* Aim of the exercise: Provide only the number of lines in the records where "springmvcdemo" appears.

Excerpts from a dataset
· · · ·

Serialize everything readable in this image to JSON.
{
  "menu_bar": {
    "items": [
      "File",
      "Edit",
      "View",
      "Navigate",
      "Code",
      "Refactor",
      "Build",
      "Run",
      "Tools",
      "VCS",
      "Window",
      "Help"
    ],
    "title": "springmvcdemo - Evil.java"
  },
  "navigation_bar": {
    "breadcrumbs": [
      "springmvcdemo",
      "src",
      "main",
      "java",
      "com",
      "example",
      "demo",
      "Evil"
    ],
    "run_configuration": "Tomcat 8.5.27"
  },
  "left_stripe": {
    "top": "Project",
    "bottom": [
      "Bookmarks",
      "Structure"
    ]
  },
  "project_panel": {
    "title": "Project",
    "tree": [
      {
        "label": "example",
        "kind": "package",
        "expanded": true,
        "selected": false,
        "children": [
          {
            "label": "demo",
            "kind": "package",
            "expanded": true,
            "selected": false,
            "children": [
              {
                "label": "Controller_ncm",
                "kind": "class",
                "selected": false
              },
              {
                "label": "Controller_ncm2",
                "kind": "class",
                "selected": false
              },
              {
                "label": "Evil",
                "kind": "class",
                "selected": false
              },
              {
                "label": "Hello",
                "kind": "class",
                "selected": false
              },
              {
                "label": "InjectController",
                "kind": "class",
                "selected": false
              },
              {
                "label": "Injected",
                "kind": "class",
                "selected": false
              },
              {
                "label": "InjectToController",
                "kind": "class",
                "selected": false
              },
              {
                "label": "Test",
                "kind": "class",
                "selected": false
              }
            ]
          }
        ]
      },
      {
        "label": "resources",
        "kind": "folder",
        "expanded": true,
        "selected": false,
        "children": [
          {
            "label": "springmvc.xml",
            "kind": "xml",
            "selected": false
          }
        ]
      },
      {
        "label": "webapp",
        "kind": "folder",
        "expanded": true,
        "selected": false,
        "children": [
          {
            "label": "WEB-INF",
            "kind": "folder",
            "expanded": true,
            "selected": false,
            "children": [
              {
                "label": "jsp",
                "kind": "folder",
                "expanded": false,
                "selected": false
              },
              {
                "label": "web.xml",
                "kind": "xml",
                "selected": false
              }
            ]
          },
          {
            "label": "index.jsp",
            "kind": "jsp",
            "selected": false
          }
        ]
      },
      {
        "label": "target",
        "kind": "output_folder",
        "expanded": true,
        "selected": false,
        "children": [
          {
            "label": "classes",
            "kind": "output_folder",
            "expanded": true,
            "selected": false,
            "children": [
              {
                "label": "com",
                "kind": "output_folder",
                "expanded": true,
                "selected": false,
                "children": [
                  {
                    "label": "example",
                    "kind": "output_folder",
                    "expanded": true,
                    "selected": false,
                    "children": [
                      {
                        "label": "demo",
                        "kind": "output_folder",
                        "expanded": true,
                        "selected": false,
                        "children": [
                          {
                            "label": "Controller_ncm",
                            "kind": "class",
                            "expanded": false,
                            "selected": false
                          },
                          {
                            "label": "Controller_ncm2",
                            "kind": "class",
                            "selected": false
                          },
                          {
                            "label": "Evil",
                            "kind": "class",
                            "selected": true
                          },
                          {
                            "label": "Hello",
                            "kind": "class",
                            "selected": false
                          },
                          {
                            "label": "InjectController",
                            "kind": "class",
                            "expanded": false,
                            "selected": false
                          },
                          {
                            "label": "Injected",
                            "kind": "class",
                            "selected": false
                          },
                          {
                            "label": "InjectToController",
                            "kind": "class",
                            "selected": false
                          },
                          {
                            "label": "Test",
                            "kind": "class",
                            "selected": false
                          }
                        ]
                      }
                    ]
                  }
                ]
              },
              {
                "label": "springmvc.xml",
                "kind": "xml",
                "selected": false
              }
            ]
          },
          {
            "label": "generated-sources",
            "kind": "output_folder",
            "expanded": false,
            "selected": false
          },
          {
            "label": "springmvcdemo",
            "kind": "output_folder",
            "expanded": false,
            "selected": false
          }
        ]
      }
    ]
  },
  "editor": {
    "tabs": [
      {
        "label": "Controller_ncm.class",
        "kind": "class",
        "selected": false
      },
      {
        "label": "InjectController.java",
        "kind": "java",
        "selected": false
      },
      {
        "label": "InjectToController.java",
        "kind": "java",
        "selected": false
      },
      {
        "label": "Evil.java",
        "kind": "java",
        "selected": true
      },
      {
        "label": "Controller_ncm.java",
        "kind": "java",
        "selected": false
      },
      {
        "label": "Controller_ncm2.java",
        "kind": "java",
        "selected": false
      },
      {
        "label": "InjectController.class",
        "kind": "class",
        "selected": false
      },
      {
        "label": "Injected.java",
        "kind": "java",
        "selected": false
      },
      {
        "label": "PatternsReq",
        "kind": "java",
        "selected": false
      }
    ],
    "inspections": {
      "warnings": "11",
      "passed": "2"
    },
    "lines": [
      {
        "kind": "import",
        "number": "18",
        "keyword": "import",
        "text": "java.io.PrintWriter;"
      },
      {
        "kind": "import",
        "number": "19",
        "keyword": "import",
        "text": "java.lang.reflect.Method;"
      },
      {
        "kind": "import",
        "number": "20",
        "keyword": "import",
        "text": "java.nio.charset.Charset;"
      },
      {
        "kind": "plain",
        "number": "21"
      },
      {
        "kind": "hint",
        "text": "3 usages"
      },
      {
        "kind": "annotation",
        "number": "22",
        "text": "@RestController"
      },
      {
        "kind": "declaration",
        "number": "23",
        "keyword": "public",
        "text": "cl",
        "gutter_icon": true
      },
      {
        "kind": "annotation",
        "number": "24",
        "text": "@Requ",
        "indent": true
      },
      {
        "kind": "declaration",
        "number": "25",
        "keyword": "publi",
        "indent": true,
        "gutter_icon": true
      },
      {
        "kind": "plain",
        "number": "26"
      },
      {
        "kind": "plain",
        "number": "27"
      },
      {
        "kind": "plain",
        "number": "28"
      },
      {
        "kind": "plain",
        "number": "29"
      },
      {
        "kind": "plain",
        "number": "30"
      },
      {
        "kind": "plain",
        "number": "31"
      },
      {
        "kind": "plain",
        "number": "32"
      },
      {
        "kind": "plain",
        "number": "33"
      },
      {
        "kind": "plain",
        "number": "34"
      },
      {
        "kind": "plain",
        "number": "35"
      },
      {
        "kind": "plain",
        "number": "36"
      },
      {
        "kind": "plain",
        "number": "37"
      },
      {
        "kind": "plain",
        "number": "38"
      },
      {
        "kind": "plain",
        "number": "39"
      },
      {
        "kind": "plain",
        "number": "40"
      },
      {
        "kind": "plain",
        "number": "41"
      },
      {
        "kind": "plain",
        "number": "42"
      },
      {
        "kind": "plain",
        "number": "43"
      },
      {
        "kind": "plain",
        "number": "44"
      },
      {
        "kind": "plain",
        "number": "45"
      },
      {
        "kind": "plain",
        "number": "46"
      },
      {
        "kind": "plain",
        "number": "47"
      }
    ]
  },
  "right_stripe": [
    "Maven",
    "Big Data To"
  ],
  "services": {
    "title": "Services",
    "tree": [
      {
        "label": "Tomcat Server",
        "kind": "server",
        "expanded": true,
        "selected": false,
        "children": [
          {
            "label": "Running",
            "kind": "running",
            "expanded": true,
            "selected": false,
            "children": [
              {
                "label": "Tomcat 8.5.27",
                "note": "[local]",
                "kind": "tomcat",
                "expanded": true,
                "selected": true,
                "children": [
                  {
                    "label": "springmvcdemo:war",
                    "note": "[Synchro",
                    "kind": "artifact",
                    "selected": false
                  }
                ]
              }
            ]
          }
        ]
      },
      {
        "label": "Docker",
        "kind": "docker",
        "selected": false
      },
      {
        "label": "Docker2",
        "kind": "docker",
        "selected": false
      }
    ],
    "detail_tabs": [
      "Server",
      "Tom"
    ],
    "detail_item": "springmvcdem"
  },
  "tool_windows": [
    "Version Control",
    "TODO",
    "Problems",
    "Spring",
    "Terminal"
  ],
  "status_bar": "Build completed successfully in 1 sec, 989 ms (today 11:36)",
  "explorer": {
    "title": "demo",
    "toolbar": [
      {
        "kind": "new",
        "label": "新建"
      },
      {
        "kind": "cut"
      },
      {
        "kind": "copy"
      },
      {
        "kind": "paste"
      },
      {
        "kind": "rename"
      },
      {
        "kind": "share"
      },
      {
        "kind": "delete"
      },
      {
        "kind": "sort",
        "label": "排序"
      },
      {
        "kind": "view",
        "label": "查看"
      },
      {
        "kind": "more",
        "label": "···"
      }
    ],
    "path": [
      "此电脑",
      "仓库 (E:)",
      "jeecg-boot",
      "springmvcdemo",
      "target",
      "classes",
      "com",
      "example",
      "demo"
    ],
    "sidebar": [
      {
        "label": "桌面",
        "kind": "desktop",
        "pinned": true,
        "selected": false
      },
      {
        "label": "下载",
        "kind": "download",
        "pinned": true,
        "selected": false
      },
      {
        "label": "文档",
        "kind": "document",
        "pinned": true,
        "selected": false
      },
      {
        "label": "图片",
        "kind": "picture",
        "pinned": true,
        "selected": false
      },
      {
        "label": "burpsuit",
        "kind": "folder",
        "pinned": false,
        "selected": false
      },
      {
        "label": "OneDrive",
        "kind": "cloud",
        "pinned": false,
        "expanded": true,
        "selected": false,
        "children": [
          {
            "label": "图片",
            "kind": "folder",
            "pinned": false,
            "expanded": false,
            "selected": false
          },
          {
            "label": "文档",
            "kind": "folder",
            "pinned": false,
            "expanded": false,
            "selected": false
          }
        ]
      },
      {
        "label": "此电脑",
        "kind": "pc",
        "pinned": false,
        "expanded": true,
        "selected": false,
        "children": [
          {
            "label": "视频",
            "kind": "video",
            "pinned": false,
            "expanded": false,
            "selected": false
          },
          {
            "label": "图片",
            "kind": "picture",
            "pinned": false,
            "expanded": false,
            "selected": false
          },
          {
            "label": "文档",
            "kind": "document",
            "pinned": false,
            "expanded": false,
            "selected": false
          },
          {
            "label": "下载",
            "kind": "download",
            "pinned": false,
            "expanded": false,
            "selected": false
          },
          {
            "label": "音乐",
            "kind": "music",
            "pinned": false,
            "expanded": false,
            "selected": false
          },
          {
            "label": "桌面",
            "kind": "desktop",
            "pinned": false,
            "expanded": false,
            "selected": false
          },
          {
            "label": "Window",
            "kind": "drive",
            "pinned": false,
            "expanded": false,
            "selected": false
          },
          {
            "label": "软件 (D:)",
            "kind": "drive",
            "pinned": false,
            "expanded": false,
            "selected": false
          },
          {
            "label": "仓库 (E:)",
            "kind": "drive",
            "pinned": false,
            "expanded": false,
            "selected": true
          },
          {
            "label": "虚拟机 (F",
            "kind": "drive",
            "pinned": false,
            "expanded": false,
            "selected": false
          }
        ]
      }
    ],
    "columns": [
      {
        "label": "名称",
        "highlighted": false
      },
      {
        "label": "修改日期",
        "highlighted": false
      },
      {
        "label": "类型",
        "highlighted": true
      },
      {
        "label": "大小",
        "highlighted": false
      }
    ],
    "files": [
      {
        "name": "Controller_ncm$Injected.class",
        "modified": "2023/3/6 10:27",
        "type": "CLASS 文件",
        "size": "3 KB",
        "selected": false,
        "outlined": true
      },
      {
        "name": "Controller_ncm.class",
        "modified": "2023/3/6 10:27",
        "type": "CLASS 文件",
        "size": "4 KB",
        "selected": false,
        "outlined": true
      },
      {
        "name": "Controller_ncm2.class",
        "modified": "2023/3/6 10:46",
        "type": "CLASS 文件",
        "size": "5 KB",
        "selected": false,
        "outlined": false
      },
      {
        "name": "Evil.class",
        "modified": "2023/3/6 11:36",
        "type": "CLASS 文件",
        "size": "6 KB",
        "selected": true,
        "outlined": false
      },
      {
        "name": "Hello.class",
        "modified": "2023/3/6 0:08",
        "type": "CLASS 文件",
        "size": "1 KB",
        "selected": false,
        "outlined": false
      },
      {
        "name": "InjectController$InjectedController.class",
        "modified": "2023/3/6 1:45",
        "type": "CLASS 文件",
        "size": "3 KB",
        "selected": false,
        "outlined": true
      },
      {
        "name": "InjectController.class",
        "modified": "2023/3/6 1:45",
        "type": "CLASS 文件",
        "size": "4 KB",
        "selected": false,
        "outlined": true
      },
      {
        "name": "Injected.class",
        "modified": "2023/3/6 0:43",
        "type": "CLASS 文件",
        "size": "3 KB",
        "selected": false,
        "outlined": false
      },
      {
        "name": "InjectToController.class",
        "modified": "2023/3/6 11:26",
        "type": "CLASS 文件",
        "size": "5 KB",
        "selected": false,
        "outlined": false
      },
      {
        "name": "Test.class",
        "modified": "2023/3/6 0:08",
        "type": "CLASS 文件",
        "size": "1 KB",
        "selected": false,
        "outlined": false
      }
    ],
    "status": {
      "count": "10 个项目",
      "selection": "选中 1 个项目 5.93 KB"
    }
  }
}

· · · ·

* Task answer: 5